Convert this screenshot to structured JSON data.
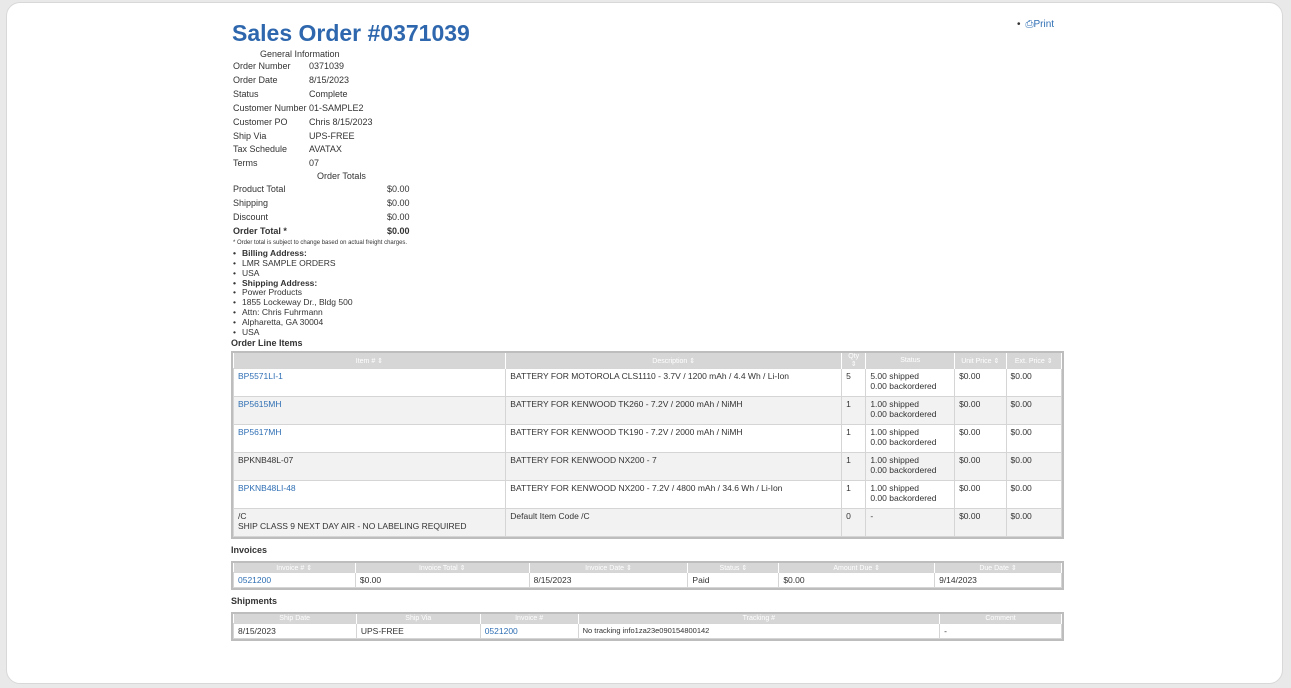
{
  "title": "Sales Order #0371039",
  "print_label": "Print",
  "general": {
    "caption": "General Information",
    "rows": [
      {
        "k": "Order Number",
        "v": "0371039"
      },
      {
        "k": "Order Date",
        "v": "8/15/2023"
      },
      {
        "k": "Status",
        "v": "Complete"
      },
      {
        "k": "Customer Number",
        "v": "01-SAMPLE2"
      },
      {
        "k": "Customer PO",
        "v": "Chris 8/15/2023"
      },
      {
        "k": "Ship Via",
        "v": "UPS-FREE"
      },
      {
        "k": "Tax Schedule",
        "v": "AVATAX"
      },
      {
        "k": "Terms",
        "v": "07"
      }
    ]
  },
  "totals": {
    "caption": "Order Totals",
    "rows": [
      {
        "k": "Product Total",
        "v": "$0.00"
      },
      {
        "k": "Shipping",
        "v": "$0.00"
      },
      {
        "k": "Discount",
        "v": "$0.00"
      },
      {
        "k": "Order Total *",
        "v": "$0.00"
      }
    ],
    "note": "* Order total is subject to change based on actual freight charges."
  },
  "addresses": {
    "billing_label": "Billing Address:",
    "billing": [
      "LMR SAMPLE ORDERS",
      "USA"
    ],
    "shipping_label": "Shipping Address:",
    "shipping": [
      "Power Products",
      "1855 Lockeway Dr., Bldg 500",
      "Attn: Chris Fuhrmann",
      "Alpharetta, GA 30004",
      "USA"
    ]
  },
  "line_items": {
    "title": "Order Line Items",
    "headers": [
      "Item # ⇕",
      "Description ⇕",
      "Qty ⇕",
      "Status",
      "Unit Price ⇕",
      "Ext. Price ⇕"
    ],
    "rows": [
      {
        "item": "BP5571LI-1",
        "link": true,
        "desc": "BATTERY FOR MOTOROLA CLS1110 - 3.7V / 1200 mAh / 4.4 Wh / Li-Ion",
        "qty": "5",
        "s1": "5.00 shipped",
        "s2": "0.00 backordered",
        "price": "$0.00",
        "ext": "$0.00"
      },
      {
        "item": "BP5615MH",
        "link": true,
        "desc": "BATTERY FOR KENWOOD TK260 - 7.2V / 2000 mAh / NiMH",
        "qty": "1",
        "s1": "1.00 shipped",
        "s2": "0.00 backordered",
        "price": "$0.00",
        "ext": "$0.00"
      },
      {
        "item": "BP5617MH",
        "link": true,
        "desc": "BATTERY FOR KENWOOD TK190 - 7.2V / 2000 mAh / NiMH",
        "qty": "1",
        "s1": "1.00 shipped",
        "s2": "0.00 backordered",
        "price": "$0.00",
        "ext": "$0.00"
      },
      {
        "item": "BPKNB48L-07",
        "link": false,
        "desc": "BATTERY FOR KENWOOD NX200 - 7",
        "qty": "1",
        "s1": "1.00 shipped",
        "s2": "0.00 backordered",
        "price": "$0.00",
        "ext": "$0.00"
      },
      {
        "item": "BPKNB48LI-48",
        "link": true,
        "desc": "BATTERY FOR KENWOOD NX200 - 7.2V / 4800 mAh / 34.6 Wh / Li-Ion",
        "qty": "1",
        "s1": "1.00 shipped",
        "s2": "0.00 backordered",
        "price": "$0.00",
        "ext": "$0.00"
      },
      {
        "item": "/C",
        "item2": "SHIP CLASS 9 NEXT DAY AIR - NO LABELING REQUIRED",
        "link": false,
        "desc": "Default Item Code /C",
        "qty": "0",
        "s1": "-",
        "s2": "",
        "price": "$0.00",
        "ext": "$0.00"
      }
    ]
  },
  "invoices": {
    "title": "Invoices",
    "headers": [
      "Invoice # ⇕",
      "Invoice Total ⇕",
      "Invoice Date ⇕",
      "Status ⇕",
      "Amount Due ⇕",
      "Due Date ⇕"
    ],
    "rows": [
      {
        "num": "0521200",
        "total": "$0.00",
        "date": "8/15/2023",
        "status": "Paid",
        "due": "$0.00",
        "due_date": "9/14/2023"
      }
    ]
  },
  "shipments": {
    "title": "Shipments",
    "headers": [
      "Ship Date",
      "Ship Via",
      "Invoice #",
      "Tracking #",
      "Comment"
    ],
    "rows": [
      {
        "date": "8/15/2023",
        "via": "UPS-FREE",
        "invoice": "0521200",
        "tracking": "No tracking info1za23e090154800142",
        "comment": "-"
      }
    ]
  }
}
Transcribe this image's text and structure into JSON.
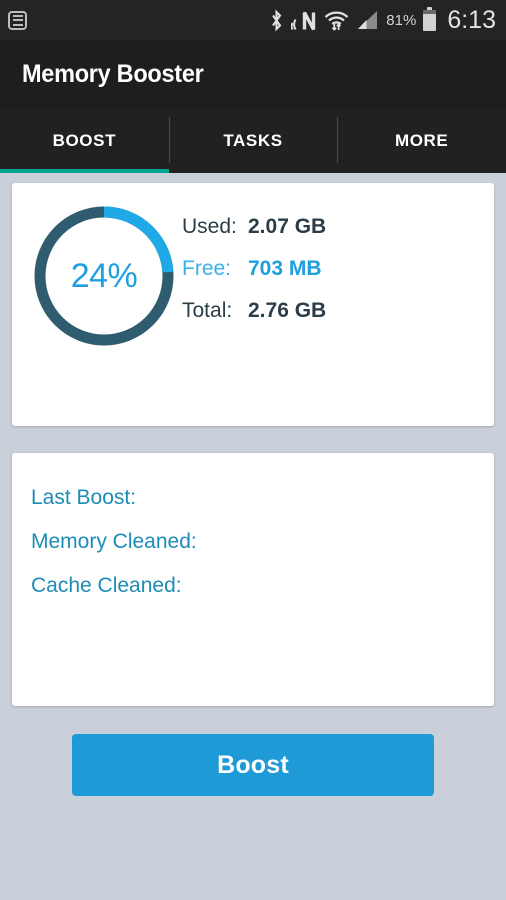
{
  "status_bar": {
    "notification_icon": "notification-list-icon",
    "icons": [
      "bluetooth-icon",
      "nfc-icon",
      "wifi-icon",
      "cellular-signal-icon"
    ],
    "battery_percent": "81%",
    "battery_level": 81,
    "battery_icon": "battery-icon",
    "time": "6:13"
  },
  "app_bar": {
    "title": "Memory Booster"
  },
  "tabs": [
    {
      "label": "BOOST",
      "active": true
    },
    {
      "label": "TASKS",
      "active": false
    },
    {
      "label": "MORE",
      "active": false
    }
  ],
  "memory_card": {
    "gauge": {
      "percent_label": "24%",
      "percent_value": 24,
      "arc_color": "#1fa9e6",
      "track_color": "#2f5c6e"
    },
    "stats": [
      {
        "key": "Used:",
        "value": "2.07 GB",
        "highlight": false
      },
      {
        "key": "Free:",
        "value": "703 MB",
        "highlight": true
      },
      {
        "key": "Total:",
        "value": "2.76 GB",
        "highlight": false
      }
    ]
  },
  "boost_info_card": {
    "rows": [
      {
        "label": "Last Boost:",
        "value": ""
      },
      {
        "label": "Memory Cleaned:",
        "value": ""
      },
      {
        "label": "Cache Cleaned:",
        "value": ""
      }
    ]
  },
  "boost_button": {
    "label": "Boost"
  },
  "colors": {
    "background": "#c9d0d9",
    "accent_blue": "#1e9ad6",
    "tab_indicator": "#00a38e",
    "app_bar": "#1e1e1e",
    "status_bar": "#242424",
    "info_text": "#1d8cb8"
  }
}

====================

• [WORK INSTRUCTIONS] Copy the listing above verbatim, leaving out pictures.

• [EXERCISE RESULT]
Convert this screenshot to structured JSON data.
{
  "title": "Sales Order #0371039",
  "print_label": "Print",
  "general": {
    "caption": "General Information",
    "rows": [
      {
        "k": "Order Number",
        "v": "0371039"
      },
      {
        "k": "Order Date",
        "v": "8/15/2023"
      },
      {
        "k": "Status",
        "v": "Complete"
      },
      {
        "k": "Customer Number",
        "v": "01-SAMPLE2"
      },
      {
        "k": "Customer PO",
        "v": "Chris 8/15/2023"
      },
      {
        "k": "Ship Via",
        "v": "UPS-FREE"
      },
      {
        "k": "Tax Schedule",
        "v": "AVATAX"
      },
      {
        "k": "Terms",
        "v": "07"
      }
    ]
  },
  "totals": {
    "caption": "Order Totals",
    "rows": [
      {
        "k": "Product Total",
        "v": "$0.00"
      },
      {
        "k": "Shipping",
        "v": "$0.00"
      },
      {
        "k": "Discount",
        "v": "$0.00"
      },
      {
        "k": "Order Total *",
        "v": "$0.00"
      }
    ],
    "note": "* Order total is subject to change based on actual freight charges."
  },
  "addresses": {
    "billing_label": "Billing Address:",
    "billing": [
      "LMR SAMPLE ORDERS",
      "USA"
    ],
    "shipping_label": "Shipping Address:",
    "shipping": [
      "Power Products",
      "1855 Lockeway Dr., Bldg 500",
      "Attn: Chris Fuhrmann",
      "Alpharetta, GA 30004",
      "USA"
    ]
  },
  "line_items": {
    "title": "Order Line Items",
    "headers": [
      "Item # ⇕",
      "Description ⇕",
      "Qty ⇕",
      "Status",
      "Unit Price ⇕",
      "Ext. Price ⇕"
    ],
    "rows": [
      {
        "item": "BP5571LI-1",
        "link": true,
        "desc": "BATTERY FOR MOTOROLA CLS1110 - 3.7V / 1200 mAh / 4.4 Wh / Li-Ion",
        "qty": "5",
        "s1": "5.00 shipped",
        "s2": "0.00 backordered",
        "price": "$0.00",
        "ext": "$0.00"
      },
      {
        "item": "BP5615MH",
        "link": true,
        "desc": "BATTERY FOR KENWOOD TK260 - 7.2V / 2000 mAh / NiMH",
        "qty": "1",
        "s1": "1.00 shipped",
        "s2": "0.00 backordered",
        "price": "$0.00",
        "ext": "$0.00"
      },
      {
        "item": "BP5617MH",
        "link": true,
        "desc": "BATTERY FOR KENWOOD TK190 - 7.2V / 2000 mAh / NiMH",
        "qty": "1",
        "s1": "1.00 shipped",
        "s2": "0.00 backordered",
        "price": "$0.00",
        "ext": "$0.00"
      },
      {
        "item": "BPKNB48L-07",
        "link": false,
        "desc": "BATTERY FOR KENWOOD NX200 - 7",
        "qty": "1",
        "s1": "1.00 shipped",
        "s2": "0.00 backordered",
        "price": "$0.00",
        "ext": "$0.00"
      },
      {
        "item": "BPKNB48LI-48",
        "link": true,
        "desc": "BATTERY FOR KENWOOD NX200 - 7.2V / 4800 mAh / 34.6 Wh / Li-Ion",
        "qty": "1",
        "s1": "1.00 shipped",
        "s2": "0.00 backordered",
        "price": "$0.00",
        "ext": "$0.00"
      },
      {
        "item": "/C",
        "item2": "SHIP CLASS 9 NEXT DAY AIR - NO LABELING REQUIRED",
        "link": false,
        "desc": "Default Item Code /C",
        "qty": "0",
        "s1": "-",
        "s2": "",
        "price": "$0.00",
        "ext": "$0.00"
      }
    ]
  },
  "invoices": {
    "title": "Invoices",
    "headers": [
      "Invoice # ⇕",
      "Invoice Total ⇕",
      "Invoice Date ⇕",
      "Status ⇕",
      "Amount Due ⇕",
      "Due Date ⇕"
    ],
    "rows": [
      {
        "num": "0521200",
        "total": "$0.00",
        "date": "8/15/2023",
        "status": "Paid",
        "due": "$0.00",
        "due_date": "9/14/2023"
      }
    ]
  },
  "shipments": {
    "title": "Shipments",
    "headers": [
      "Ship Date",
      "Ship Via",
      "Invoice #",
      "Tracking #",
      "Comment"
    ],
    "rows": [
      {
        "date": "8/15/2023",
        "via": "UPS-FREE",
        "invoice": "0521200",
        "tracking": "No tracking info1za23e090154800142",
        "comment": "-"
      }
    ]
  }
}
Transcribe this image's text and structure into JSON.
{
  "status_bar": {
    "notification_icon": "notification-list-icon",
    "icons": [
      "bluetooth-icon",
      "nfc-icon",
      "wifi-icon",
      "cellular-signal-icon"
    ],
    "battery_percent": "81%",
    "battery_level": 81,
    "battery_icon": "battery-icon",
    "time": "6:13"
  },
  "app_bar": {
    "title": "Memory Booster"
  },
  "tabs": [
    {
      "label": "BOOST",
      "active": true
    },
    {
      "label": "TASKS",
      "active": false
    },
    {
      "label": "MORE",
      "active": false
    }
  ],
  "memory_card": {
    "gauge": {
      "percent_label": "24%",
      "percent_value": 24,
      "arc_color": "#1fa9e6",
      "track_color": "#2f5c6e"
    },
    "stats": [
      {
        "key": "Used:",
        "value": "2.07 GB",
        "highlight": false
      },
      {
        "key": "Free:",
        "value": "703 MB",
        "highlight": true
      },
      {
        "key": "Total:",
        "value": "2.76 GB",
        "highlight": false
      }
    ]
  },
  "boost_info_card": {
    "rows": [
      {
        "label": "Last Boost:",
        "value": ""
      },
      {
        "label": "Memory Cleaned:",
        "value": ""
      },
      {
        "label": "Cache Cleaned:",
        "value": ""
      }
    ]
  },
  "boost_button": {
    "label": "Boost"
  },
  "colors": {
    "background": "#c9d0d9",
    "accent_blue": "#1e9ad6",
    "tab_indicator": "#00a38e",
    "app_bar": "#1e1e1e",
    "status_bar": "#242424",
    "info_text": "#1d8cb8"
  }
}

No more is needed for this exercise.